BEGIN

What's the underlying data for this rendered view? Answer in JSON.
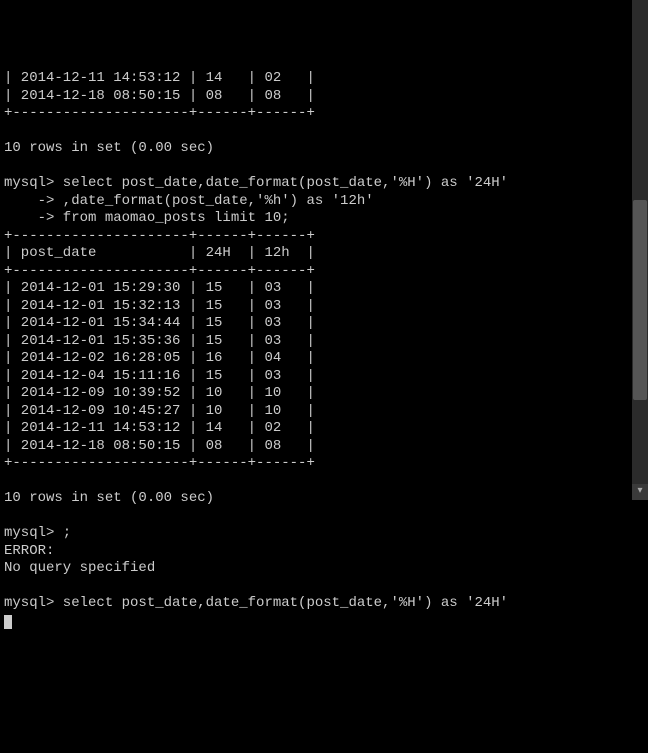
{
  "partial_table_tail": {
    "rows": [
      {
        "post_date": "2014-12-11 14:53:12",
        "c24": "14",
        "c12": "02"
      },
      {
        "post_date": "2014-12-18 08:50:15",
        "c24": "08",
        "c12": "08"
      }
    ]
  },
  "summary_top": "10 rows in set (0.00 sec)",
  "prompt1": "mysql>",
  "cont": "    ->",
  "query_line1": "select post_date,date_format(post_date,'%H') as '24H'",
  "query_line2": ",date_format(post_date,'%h') as '12h'",
  "query_line3": "from maomao_posts limit 10;",
  "table_border_top": "+---------------------+------+------+",
  "table_header": {
    "col1": "post_date",
    "col2": "24H",
    "col3": "12h"
  },
  "table_rows": [
    {
      "post_date": "2014-12-01 15:29:30",
      "c24": "15",
      "c12": "03"
    },
    {
      "post_date": "2014-12-01 15:32:13",
      "c24": "15",
      "c12": "03"
    },
    {
      "post_date": "2014-12-01 15:34:44",
      "c24": "15",
      "c12": "03"
    },
    {
      "post_date": "2014-12-01 15:35:36",
      "c24": "15",
      "c12": "03"
    },
    {
      "post_date": "2014-12-02 16:28:05",
      "c24": "16",
      "c12": "04"
    },
    {
      "post_date": "2014-12-04 15:11:16",
      "c24": "15",
      "c12": "03"
    },
    {
      "post_date": "2014-12-09 10:39:52",
      "c24": "10",
      "c12": "10"
    },
    {
      "post_date": "2014-12-09 10:45:27",
      "c24": "10",
      "c12": "10"
    },
    {
      "post_date": "2014-12-11 14:53:12",
      "c24": "14",
      "c12": "02"
    },
    {
      "post_date": "2014-12-18 08:50:15",
      "c24": "08",
      "c12": "08"
    }
  ],
  "summary_bottom": "10 rows in set (0.00 sec)",
  "semicolon": ";",
  "error_label": "ERROR:",
  "error_msg": "No query specified",
  "query2_line1": "select post_date,date_format(post_date,'%H') as '24H'"
}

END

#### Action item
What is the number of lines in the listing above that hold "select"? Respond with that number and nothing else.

#### Written solution
2